What you should do: Nothing in the records should differ when you write them out again.

### Exercise inputs ###

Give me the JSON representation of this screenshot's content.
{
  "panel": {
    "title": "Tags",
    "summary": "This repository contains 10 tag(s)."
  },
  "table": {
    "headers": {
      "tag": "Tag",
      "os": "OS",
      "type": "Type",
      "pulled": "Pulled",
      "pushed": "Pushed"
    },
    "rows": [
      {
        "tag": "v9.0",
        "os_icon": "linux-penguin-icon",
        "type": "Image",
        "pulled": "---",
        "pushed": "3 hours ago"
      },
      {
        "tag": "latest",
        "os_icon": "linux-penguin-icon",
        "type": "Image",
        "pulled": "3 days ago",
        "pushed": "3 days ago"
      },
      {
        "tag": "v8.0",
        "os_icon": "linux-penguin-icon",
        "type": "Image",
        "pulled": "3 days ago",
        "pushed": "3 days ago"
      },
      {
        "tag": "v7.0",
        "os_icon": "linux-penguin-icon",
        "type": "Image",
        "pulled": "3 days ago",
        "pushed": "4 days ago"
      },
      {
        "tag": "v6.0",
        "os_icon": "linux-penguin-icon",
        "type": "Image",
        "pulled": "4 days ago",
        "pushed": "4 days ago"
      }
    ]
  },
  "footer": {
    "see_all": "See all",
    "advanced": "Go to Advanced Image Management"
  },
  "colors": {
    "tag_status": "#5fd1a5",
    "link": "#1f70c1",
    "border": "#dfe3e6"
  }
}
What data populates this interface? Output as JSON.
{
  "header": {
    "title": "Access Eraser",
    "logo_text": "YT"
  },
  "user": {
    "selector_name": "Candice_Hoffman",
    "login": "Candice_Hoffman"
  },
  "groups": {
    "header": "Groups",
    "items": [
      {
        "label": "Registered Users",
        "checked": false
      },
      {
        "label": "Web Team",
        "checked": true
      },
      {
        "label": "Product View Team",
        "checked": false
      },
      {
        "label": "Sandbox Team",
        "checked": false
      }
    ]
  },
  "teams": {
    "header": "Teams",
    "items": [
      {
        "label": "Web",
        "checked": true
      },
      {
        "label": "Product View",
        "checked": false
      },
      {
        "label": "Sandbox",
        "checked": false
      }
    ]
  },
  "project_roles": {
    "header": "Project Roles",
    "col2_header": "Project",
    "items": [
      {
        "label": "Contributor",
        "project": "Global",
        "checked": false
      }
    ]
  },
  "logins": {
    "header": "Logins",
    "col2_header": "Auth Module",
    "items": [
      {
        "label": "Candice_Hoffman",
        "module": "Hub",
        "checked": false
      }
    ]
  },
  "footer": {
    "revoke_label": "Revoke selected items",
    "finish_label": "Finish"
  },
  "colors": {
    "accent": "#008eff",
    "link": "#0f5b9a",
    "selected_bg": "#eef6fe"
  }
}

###

Solved exercise:
Give me the JSON representation of this screenshot's content.
{
  "panel": {
    "title": "Tags",
    "summary": "This repository contains 10 tag(s)."
  },
  "table": {
    "headers": {
      "tag": "Tag",
      "os": "OS",
      "type": "Type",
      "pulled": "Pulled",
      "pushed": "Pushed"
    },
    "rows": [
      {
        "tag": "v9.0",
        "os_icon": "linux-penguin-icon",
        "type": "Image",
        "pulled": "---",
        "pushed": "3 hours ago"
      },
      {
        "tag": "latest",
        "os_icon": "linux-penguin-icon",
        "type": "Image",
        "pulled": "3 days ago",
        "pushed": "3 days ago"
      },
      {
        "tag": "v8.0",
        "os_icon": "linux-penguin-icon",
        "type": "Image",
        "pulled": "3 days ago",
        "pushed": "3 days ago"
      },
      {
        "tag": "v7.0",
        "os_icon": "linux-penguin-icon",
        "type": "Image",
        "pulled": "3 days ago",
        "pushed": "4 days ago"
      },
      {
        "tag": "v6.0",
        "os_icon": "linux-penguin-icon",
        "type": "Image",
        "pulled": "4 days ago",
        "pushed": "4 days ago"
      }
    ]
  },
  "footer": {
    "see_all": "See all",
    "advanced": "Go to Advanced Image Management"
  },
  "colors": {
    "tag_status": "#5fd1a5",
    "link": "#1f70c1",
    "border": "#dfe3e6"
  }
}
What data populates this interface? Output as JSON.
{
  "header": {
    "title": "Access Eraser",
    "logo_text": "YT"
  },
  "user": {
    "selector_name": "Candice_Hoffman",
    "login": "Candice_Hoffman"
  },
  "groups": {
    "header": "Groups",
    "items": [
      {
        "label": "Registered Users",
        "checked": false
      },
      {
        "label": "Web Team",
        "checked": true
      },
      {
        "label": "Product View Team",
        "checked": false
      },
      {
        "label": "Sandbox Team",
        "checked": false
      }
    ]
  },
  "teams": {
    "header": "Teams",
    "items": [
      {
        "label": "Web",
        "checked": true
      },
      {
        "label": "Product View",
        "checked": false
      },
      {
        "label": "Sandbox",
        "checked": false
      }
    ]
  },
  "project_roles": {
    "header": "Project Roles",
    "col2_header": "Project",
    "items": [
      {
        "label": "Contributor",
        "project": "Global",
        "checked": false
      }
    ]
  },
  "logins": {
    "header": "Logins",
    "col2_header": "Auth Module",
    "items": [
      {
        "label": "Candice_Hoffman",
        "module": "Hub",
        "checked": false
      }
    ]
  },
  "footer": {
    "revoke_label": "Revoke selected items",
    "finish_label": "Finish"
  },
  "colors": {
    "accent": "#008eff",
    "link": "#0f5b9a",
    "selected_bg": "#eef6fe"
  }
}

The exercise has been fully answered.